*** Opening of PROVIDED DATA ***

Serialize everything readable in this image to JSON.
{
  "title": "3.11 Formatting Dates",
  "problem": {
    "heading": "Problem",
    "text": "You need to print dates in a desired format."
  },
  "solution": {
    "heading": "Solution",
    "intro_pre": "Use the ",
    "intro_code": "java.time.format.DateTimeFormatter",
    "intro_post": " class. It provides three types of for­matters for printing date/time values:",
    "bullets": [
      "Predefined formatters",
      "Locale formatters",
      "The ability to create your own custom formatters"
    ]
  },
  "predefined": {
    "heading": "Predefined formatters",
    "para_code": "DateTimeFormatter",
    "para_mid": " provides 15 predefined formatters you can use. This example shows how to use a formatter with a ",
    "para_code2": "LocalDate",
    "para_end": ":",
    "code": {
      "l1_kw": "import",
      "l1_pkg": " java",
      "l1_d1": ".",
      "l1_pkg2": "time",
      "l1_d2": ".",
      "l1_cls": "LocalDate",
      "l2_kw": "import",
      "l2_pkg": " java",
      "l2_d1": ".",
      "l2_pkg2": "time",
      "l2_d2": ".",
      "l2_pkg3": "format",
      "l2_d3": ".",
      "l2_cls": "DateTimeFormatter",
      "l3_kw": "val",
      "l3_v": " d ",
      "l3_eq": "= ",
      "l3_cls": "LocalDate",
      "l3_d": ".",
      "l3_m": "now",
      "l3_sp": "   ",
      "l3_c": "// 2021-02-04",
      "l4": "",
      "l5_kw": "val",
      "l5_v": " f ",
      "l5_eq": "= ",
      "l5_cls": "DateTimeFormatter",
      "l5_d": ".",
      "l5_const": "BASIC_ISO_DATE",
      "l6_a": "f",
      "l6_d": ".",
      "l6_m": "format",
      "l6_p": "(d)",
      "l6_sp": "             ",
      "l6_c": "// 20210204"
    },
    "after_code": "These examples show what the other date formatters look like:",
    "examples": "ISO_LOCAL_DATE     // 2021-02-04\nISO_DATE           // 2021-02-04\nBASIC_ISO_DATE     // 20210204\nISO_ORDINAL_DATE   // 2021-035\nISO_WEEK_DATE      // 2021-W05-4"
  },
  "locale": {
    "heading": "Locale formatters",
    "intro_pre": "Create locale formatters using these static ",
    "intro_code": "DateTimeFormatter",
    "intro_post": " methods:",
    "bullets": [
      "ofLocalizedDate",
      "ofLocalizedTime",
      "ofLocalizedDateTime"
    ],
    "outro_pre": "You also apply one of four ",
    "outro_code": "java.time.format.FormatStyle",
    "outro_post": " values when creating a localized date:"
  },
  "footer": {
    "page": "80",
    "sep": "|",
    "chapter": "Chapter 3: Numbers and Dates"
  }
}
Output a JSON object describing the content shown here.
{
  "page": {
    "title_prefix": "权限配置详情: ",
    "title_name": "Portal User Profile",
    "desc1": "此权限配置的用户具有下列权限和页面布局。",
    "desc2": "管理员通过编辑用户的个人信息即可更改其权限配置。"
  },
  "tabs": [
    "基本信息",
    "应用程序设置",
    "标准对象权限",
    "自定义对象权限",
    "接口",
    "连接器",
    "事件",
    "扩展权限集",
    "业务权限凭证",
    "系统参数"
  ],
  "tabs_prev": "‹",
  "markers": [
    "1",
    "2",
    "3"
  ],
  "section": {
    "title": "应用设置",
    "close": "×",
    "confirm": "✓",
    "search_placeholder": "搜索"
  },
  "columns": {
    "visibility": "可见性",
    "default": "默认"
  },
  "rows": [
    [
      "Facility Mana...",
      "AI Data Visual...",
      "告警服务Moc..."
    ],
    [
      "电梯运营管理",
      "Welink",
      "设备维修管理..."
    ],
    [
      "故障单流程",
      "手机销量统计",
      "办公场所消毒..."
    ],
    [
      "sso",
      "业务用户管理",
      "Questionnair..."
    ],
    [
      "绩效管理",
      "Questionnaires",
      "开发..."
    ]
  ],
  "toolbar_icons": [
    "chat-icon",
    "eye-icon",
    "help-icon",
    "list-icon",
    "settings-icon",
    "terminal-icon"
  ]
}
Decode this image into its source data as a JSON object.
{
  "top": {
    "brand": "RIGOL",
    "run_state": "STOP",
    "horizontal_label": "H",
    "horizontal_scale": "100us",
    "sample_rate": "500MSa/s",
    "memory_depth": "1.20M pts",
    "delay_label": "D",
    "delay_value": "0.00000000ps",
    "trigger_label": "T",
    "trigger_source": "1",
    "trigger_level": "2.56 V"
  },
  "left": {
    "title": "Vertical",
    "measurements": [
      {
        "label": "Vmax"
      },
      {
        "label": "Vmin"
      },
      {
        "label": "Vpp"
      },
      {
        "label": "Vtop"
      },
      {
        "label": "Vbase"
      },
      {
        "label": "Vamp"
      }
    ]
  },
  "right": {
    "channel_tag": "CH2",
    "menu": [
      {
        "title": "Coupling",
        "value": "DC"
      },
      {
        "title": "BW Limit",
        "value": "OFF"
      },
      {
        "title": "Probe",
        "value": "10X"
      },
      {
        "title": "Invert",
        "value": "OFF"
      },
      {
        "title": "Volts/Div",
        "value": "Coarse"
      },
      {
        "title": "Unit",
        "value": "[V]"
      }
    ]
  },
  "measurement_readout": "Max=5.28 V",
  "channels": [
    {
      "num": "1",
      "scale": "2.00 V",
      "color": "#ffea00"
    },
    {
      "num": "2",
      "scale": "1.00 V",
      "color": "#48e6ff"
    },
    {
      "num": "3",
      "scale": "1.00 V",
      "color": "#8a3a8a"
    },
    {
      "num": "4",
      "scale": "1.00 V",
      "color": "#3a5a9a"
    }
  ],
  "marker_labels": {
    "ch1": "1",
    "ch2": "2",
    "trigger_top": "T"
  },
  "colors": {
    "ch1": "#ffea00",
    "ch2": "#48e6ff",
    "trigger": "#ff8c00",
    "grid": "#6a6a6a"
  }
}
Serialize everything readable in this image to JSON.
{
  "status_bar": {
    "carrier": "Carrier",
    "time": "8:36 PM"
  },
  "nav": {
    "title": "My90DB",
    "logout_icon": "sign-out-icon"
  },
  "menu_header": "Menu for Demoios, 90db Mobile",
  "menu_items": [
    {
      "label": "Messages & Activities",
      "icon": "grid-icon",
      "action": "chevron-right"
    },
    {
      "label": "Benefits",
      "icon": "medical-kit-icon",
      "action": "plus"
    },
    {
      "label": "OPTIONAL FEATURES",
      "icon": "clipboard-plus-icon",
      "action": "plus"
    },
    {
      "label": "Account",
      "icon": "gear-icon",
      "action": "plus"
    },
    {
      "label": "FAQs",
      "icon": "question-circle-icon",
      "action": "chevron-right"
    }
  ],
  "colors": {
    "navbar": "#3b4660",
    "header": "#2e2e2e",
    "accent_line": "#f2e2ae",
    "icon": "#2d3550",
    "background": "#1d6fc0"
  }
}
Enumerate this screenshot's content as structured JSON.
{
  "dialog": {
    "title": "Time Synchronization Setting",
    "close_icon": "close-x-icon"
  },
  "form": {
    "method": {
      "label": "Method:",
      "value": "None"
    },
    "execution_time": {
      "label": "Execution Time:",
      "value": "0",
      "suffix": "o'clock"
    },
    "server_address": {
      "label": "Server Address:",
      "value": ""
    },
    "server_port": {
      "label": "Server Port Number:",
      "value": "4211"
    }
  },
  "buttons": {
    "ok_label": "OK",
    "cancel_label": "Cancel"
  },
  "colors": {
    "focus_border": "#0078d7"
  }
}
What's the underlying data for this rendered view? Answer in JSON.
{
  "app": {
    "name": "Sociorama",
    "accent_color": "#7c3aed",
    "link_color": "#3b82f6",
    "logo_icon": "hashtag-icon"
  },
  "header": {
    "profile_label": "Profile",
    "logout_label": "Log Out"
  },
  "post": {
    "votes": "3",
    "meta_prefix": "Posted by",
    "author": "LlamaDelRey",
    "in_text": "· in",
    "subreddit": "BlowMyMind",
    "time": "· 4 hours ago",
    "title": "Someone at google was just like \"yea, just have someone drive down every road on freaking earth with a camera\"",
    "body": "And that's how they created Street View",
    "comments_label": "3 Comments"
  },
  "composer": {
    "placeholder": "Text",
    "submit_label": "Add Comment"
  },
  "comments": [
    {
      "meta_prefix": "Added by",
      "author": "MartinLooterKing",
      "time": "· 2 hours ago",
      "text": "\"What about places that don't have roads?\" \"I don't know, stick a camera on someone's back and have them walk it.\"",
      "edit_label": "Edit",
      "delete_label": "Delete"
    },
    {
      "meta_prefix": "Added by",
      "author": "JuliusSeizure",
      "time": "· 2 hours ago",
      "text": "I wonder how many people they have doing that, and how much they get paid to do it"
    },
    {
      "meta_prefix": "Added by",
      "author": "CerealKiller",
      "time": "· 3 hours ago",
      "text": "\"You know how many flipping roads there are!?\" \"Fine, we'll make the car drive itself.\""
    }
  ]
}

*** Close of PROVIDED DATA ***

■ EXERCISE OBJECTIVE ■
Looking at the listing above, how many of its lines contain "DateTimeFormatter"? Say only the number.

■ RESULT ■
5